Hearing loss is the third most common health condition affecting older adults affecting one in three 65 years and older and half of those 75 years old and beyond. However, it is important to understand that hearing loss can happen to anyone of any age. There are many risks to our hearing that we may face every day without even realizing it. Hearing loss is a permanent condition which starts as a communication disorder, but can quickly affect your emotional, cognitive, and physical health irreversibly if not addressed immediately. Identifying the everyday risks to our hearing is the first step in prevention—the next step is to act. Here are some common everyday instances where our hearing may be at risk and what you can do to lower your risk of hearing loss.
Protect Your Head

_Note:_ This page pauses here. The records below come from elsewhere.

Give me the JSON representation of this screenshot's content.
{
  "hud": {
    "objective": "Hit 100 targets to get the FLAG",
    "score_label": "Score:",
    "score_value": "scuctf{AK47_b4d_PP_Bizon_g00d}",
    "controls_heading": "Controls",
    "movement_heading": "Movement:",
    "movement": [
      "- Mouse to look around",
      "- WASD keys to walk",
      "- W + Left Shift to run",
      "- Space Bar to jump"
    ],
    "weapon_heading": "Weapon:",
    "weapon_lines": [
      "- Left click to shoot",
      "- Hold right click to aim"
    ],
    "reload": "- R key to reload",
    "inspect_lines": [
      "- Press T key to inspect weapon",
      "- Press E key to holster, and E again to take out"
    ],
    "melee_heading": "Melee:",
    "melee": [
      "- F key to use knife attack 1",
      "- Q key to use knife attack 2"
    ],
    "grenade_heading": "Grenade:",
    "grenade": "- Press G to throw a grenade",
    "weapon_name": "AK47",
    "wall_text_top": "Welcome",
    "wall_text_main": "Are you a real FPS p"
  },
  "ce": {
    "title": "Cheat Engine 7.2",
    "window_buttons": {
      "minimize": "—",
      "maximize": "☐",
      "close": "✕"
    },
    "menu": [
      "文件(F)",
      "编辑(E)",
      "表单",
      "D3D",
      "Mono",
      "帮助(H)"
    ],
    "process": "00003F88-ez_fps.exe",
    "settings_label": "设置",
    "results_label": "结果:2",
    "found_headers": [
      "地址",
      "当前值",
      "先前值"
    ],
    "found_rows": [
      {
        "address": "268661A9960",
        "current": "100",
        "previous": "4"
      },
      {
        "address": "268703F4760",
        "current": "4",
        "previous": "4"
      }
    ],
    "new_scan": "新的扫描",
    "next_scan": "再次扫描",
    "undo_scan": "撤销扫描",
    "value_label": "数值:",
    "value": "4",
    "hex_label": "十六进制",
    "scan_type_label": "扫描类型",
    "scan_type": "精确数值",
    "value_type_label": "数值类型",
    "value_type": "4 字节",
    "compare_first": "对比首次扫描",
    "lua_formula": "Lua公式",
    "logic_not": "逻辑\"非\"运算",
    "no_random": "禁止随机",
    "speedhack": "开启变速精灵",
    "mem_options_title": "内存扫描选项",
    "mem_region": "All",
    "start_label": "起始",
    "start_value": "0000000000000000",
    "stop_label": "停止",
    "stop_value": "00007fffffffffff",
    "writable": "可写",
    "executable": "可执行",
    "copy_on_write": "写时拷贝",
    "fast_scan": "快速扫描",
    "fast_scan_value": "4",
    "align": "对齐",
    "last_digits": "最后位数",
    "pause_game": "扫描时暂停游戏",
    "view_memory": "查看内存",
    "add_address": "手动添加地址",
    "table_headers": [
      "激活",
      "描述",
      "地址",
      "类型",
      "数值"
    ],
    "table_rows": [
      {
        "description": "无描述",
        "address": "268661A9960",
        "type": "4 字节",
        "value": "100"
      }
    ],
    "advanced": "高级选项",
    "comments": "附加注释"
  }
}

One cause of hearing loss that surprises many is impact to your head. When you sustain a severe impact to the head it can result in a traumatic brain injury (TBI) which can damage the fragile inner ear, leading to temporary or permanent hearing damage. There are an estimated 1.7 to 3.8 million traumatic brain injuries each year in the United States, according to the CDC, of which 10 percent arise due to sports and recreational activities. Falls are perhaps the common cause of TBIs in both children 14 and younger and people 65 and older. An estimated 55 percent of TBIs in children and 81 percent in seniors are believed to be caused by falls. Meanwhile 14 percent of TBIs are caused by automobile accidents in the US. While you can’t always predict when a TBI will occur, causing serious damage to your brain and your hearing, you can take precautions such as wearing protective gear when playing high risk sports such as biking, skateboarding, and football, as well as making sure to wear your seatbelt every time you get in an automobile.
Monitor Your Medications
You can always trust the medications offered to you by a doctor or the FDA, rights? In truth, it is estimated that there are more than 200 medications and chemicals that are known to cause hearing and balance problems. These chemicals present in some everyday over the counter and prescription medications are known as ototoxic as they can constrict blood vessels causing cell and nerve damage throughout the body, including the fragile cells of the inner ear. These cells are the sole delivery system from our ears to our brain. Common prescription medications to monitor include some diuretics, antibiotics and chemotherapy medications, while the most common over the counter medications which increase your risk of hearing loss include common household painkillers such as acetaminophen and ibuprofen. If you must take any ototoxic medications it is important to weigh out the benefits of the medication with the risk of hearing loss. If you are at a high risk, ask your doctor for an alternative.
Noise Induced Hearing Loss
One of the biggest risks to hearing for people of all ages is exposure to loud noise. In fact, the World Health Organization (WHO) projects that 1.1 billion people 12-35 may be at risk for noise induced hearing loss due to exposure to excessively loud sounds from entertainment venues, sports arenas and through listening to media via headphones. It is important to look at the sources of noise you encounter every day. For instance, if you work in a loud job, this poses an extra threat due to long hours of exposure, day after day, week after week and so on. It is the responsibility of your employer to test for excessively loud conditions in your workplace and offer hearing protection if an issue is pressing. However, do you really want to rely on your employer to protect you from a permanent condition?!
Do your own testing!
The loudness or volume of sound is measured in decibels. If sounds in your workplace surpass 85 dBA then it is important to insist on wearing hearing protection. An exposure of 85 decibels will damage your hearing after a consistent 8 hour exposure—often the length of an average work shift in the United States. As the decibel level increases the exposure time decreases rather quickly. For every increase of three decibels the exposure time is cut in half!
Schedule a Hearing Exam
If you are at risk for hearing loss, don’t let it go unaddressed! Schedule a hearing exam with us today and find out what we can do to support better hearing for you!